Denial: “I am not doing anything wrong. I have no problem.”
Blame-shifting:“It’s not me that’s doing anything wrong. It’s not my fault. It’s your fault.”
Victim Stance: “I’m getting a raw deal. Nothing ever goes my way. I’m getting the blame for everything.”
Minimization/ Sanitizing: “Sure, I did something wrong, but it’s not that big of a deal. You’re making a mountain out of a molehill.”
Projection: “You are the one who has all the issues you’re blaming me about.”
Excuse Making: “Yes, I suppose I did it, but I didn’t mean to do it. It certainly wasn’t my intention to hurt you. If it weren’t for _____ I wouldn’t have done it.”
Power Play: “You can’t make me go to counseling/ treatment/ recovery groups. I’m not going to go and you can’t make me.”
Black and White Thinking/ Extreme Thinking: “I never get any credit for anything I do. You’re always the one who gets everything you ask for.”
Catastrophizing: “If you make me get help we’ll go broke for sure.”
Grandiosity: “I know what I think and what I need to do. I don’t need any help. I’ve got a handle on things.”
Can you see the terrible damage that is done by even one of these thinking errors?
Scripture tells us to…
Be alert and of sober mind. Your enemy the devil prowls around like a roaring lion looking for someone to devour.” (I Peter 5: 8)
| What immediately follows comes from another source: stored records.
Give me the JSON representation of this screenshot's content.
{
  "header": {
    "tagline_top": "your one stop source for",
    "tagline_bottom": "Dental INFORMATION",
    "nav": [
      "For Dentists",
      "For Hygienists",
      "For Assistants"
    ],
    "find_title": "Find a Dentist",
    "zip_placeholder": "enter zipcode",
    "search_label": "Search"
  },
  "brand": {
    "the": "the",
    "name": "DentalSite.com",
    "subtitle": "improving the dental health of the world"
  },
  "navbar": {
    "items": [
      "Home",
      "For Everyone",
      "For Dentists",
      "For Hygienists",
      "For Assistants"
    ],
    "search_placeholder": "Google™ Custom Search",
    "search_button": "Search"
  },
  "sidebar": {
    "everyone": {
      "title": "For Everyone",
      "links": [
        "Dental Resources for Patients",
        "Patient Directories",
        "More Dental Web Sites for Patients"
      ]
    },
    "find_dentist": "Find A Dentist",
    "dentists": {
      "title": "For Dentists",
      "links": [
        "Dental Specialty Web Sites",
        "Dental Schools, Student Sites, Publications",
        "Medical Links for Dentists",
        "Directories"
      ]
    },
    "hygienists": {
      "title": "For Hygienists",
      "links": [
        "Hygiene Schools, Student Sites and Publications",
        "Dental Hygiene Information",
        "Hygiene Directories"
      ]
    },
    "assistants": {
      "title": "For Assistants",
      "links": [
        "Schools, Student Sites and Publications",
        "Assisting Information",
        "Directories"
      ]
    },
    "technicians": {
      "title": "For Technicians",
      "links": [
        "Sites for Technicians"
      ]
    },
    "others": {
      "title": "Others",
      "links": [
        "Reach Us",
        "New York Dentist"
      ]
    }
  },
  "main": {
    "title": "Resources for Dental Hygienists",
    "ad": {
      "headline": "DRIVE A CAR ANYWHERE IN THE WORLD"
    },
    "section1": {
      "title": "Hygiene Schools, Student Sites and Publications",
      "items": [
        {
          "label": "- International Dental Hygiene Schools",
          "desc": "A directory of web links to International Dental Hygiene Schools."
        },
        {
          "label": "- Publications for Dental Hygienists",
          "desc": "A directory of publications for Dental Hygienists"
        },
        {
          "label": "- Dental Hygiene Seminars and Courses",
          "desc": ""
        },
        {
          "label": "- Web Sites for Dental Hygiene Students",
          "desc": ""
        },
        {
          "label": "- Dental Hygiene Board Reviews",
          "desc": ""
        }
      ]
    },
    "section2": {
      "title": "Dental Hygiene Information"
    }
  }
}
I can think of no easier way for the Enemy to wreak havoc than through the destruction of our relationships by way of our ‘stinkin’ thinkin.’
How can we cultivate sober mindedness and avoid thinking errors?
Here are some suggestions:
Recognize your innate tendency to lie to yourself.
Yes, that’s right. You must look candidly in the mirror and admit to yourself that you have ‘thinking errors.’ We all do and if you think you’re immune from these, you’re really in denial!
Ask for feedback from a trusted source.
Yes, I know I’m asking a lot from you. This is scary business, but we must obtain feedback from someone who really knows us. Find someone who sees your shadow side, knows what you are like on your worst day and has your wellbeing in mind—trust that they would not tell you something to hurt you, but rather for your growth and welfare.
Own the full weight and damage of your ‘thinking error.’
Closely examine the ramifications of your ‘thinking error.’ Look at the ripple effect of how your thinking causes damage in your relationships. Feel the full impact of what you are doing and take responsibility for your actions. Sit with the pain of how you are thinking and how this impacts your behavior.
Replace your ‘thinking error’ with the Truth.
A lie cannot exist side by side with the Truth. For example, if you have a tendency to minimize a problem, ask for the truth about a particular situation. Is ‘excess drinking’ really alcoholism? Is ‘problem shopping’ really an addiction to materialism? If your ‘thinking error’ is grandiosity, practice humility, deferring to your mate and allowing him/ her to make more decisions in your relationship.
Pray for the courage to change.
At The Marriage Recovery Center, we encourage people to pray for courage and humility to change. We understand that change comes from a changed heart—and this requires the work of God in our lives. We understand that change comes from experiencing a ‘godly sorrow’ that leads to repentance. (II Corinthians 7: 10) We encourage practicing ‘living amends’—acting in direct opposition to the ‘thinking error.’ If you have blame-shifted, take responsibility. If you have minimized a problem, maximize the problem. If you have pushed your weight around emotionally, defer to your mate. There is no room for pride in the process of change.
In summary, there is no such thing as a small ‘thinking error.’
Even one ‘thinking error’ in a relationship can create monstrous problems. Healthy thinking leads to healthy relationships. We are here to help and offer phone/ Skype counseling on issues related to this article. Please contact us to discover more information about this as well as the FREE eBook, A Love Life of Your Dreams, as my gift to you!Contact Us